To install click the Add extension button. That's it.

The source code for the WIKI 2 extension is being checked by specialists of the Mozilla Foundation, Google, and Apple. You could also do it yourself at any point in time.

Kelly Slayton
Congratulations on this excellent venture… what a great idea!
Alexander Grigorievskiy
I use WIKI 2 every day and almost forgot how the original Wikipedia looks like.
What we do. Every page goes through several hundred of perfecting techniques; in live mode. Quite the same Wikipedia. Just better.

Ceiling (aeronautics)

From Wikipedia, the free encyclopedia

With respect to aircraft performance, a ceiling is the maximum density altitude an aircraft can reach under a set of conditions, as determined by its flight envelope.

Service ceiling

Service ceiling is where the rate of climb drops below a prescribed value.

The service ceiling is the maximum usable altitude of an aircraft. Specifically, it is the density altitude at which flying in a clean configuration, at the best rate of climb airspeed for that altitude and with all engines operating and producing maximum continuous power, will produce a given rate of climb. A typical value might be 100 ft/min (0.51 m/s) climb,[1] or on the order of 500 ft/min (2.5 m/s) climb for jet aircraft.

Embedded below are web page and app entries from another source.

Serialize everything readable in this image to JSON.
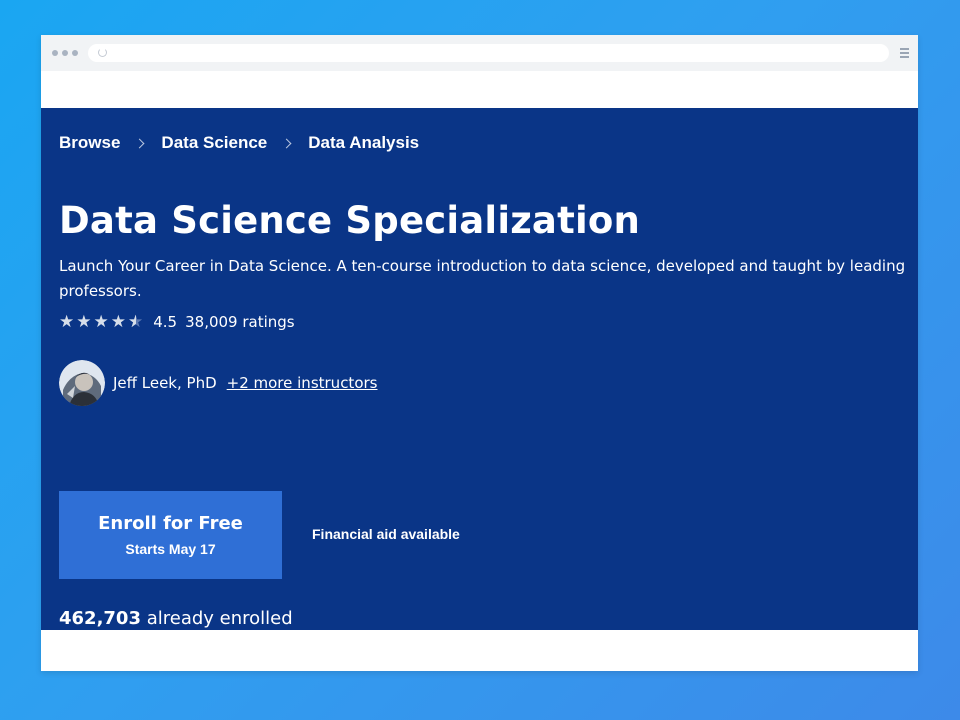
{
  "colors": {
    "background_gradient_start": "#1aa6f2",
    "background_gradient_end": "#3d8ae9",
    "hero_background": "#0a3587",
    "enroll_button": "#2f6fd6",
    "window_chrome": "#f1f3f5"
  },
  "browser": {
    "dots_icon": "three-dots-icon",
    "reload_icon": "reload-icon",
    "menu_icon": "hamburger-menu-icon"
  },
  "breadcrumb": {
    "items": [
      {
        "label": "Browse"
      },
      {
        "label": "Data Science"
      },
      {
        "label": "Data Analysis"
      }
    ],
    "separator_icon": "chevron-right-icon"
  },
  "course": {
    "title": "Data Science Specialization",
    "subtitle": "Launch Your Career in Data Science. A ten-course introduction to data science, developed and taught by leading professors.",
    "rating": {
      "stars": 4.5,
      "value": "4.5",
      "count": "38,009 ratings"
    },
    "instructor": {
      "avatar_icon": "instructor-avatar",
      "name": "Jeff Leek, PhD",
      "more_link": "+2 more instructors"
    },
    "enroll": {
      "label": "Enroll for Free",
      "sublabel": "Starts May 17"
    },
    "financial_aid": "Financial aid available",
    "enrolled": {
      "count": "462,703",
      "suffix": "already enrolled"
    }
  }
}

The one-engine inoperative (OEI) service ceiling of a twin-engine, fixed-wing aircraft is the density altitude at which flying in a clean configuration, at the best rate of climb airspeed for that altitude with one engine producing maximum continuous power and the other engine shut down and feathered, will produce a given rate of climb, usually 50 ft/min (0.25 m/s).[2]

However, some performance charts will define the service ceiling as the pressure altitude at which the aircraft will have the capability of climbing at 50 ft/min (0.25 m/s) with one propeller feathered.

Most commercial jetliners have a service (or certificated) ceiling of about 42,000 ft (13 km; 8.0 mi)[citation needed] and some business jets about 51,000 ft (16 km; 9.7 mi).[3] Before its retirement, the Concorde supersonic transport (SST) routinely flew at 60,000 ft (18 km; 11 mi).

Absolute ceiling

The absolute ceiling is the highest altitude at which an aircraft can sustain level flight. Due to the thin air at higher altitudes, a much higher true airspeed is required to generate sufficient lift on the wings. The absolute ceiling is therefore the altitude at which the engines are operating at maximum thrust, yet only generate enough lift to match the weight of the aircraft. Hence, the aircraft will not have any excess capacity to climb further. At absolute ceiling, the aircraft can no longer accelerate, since any acceleration will lead to higher airspeed and therefore excess lift. Stated technically, it is the altitude where the maximum sustained (with no decreasing airspeed) rate of climb is zero.

Compared to service ceiling, the absolute ceiling of commercial aircraft is much higher than for standard operational purposes. In the Concorde's case, it was tested to be 68,000 ft (21 km; 12.9 mi). It is impossible to reach for most (because of the vertical speed asymptotically approaching zero) without afterburners or other devices temporarily increasing thrust. Another factor that makes it impossible for some aircraft to reach their absolute ceiling, even with temporary increases in thrust, is the aircraft reaching the "coffin corner". Flight at the absolute ceiling is also not economically advantageous due to the low indicated airspeed which can be sustained: although the true airspeed (TAS) at an altitude is typically greater than indicated airspeed (IAS), the difference is not enough to compensate for the fact that IAS at which minimum drag is achieved is usually low, so a flight at an absolute ceiling altitude results in a low TAS as well, and therefore in a high fuel burn rate per distance traveled. The absolute ceiling varies with the air temperature and, overall, the aircraft weight (usually calculated at MTOW).[1]

See also


  1. ^ a b "10: Climb Performance". Pilot's Handbook of Aeronautical Knowledge (FAA-H-8083-25A) (PDF). FAA. p. 10-7. Archived from the original (PDF) on 2015-06-25.
  2. ^ "12: Transition to Multiengine Airplanes". Airplane Flying Handbook (FAA-H-8083-3B) (PDF). FAA. 2016. pp. 12–19.
  3. ^ See e.g. Bombardier Global Express XRS Specifications.
This page was last edited on 11 October 2020, at 17:44
Basis of this page is in Wikipedia. Text is available under the CC BY-SA 3.0 Unported License. Non-text media are available under their specified licenses. Wikipedia® is a registered trademark of the Wikimedia Foundation, Inc. WIKI 2 is an independent company and has no affiliation with Wikimedia Foundation.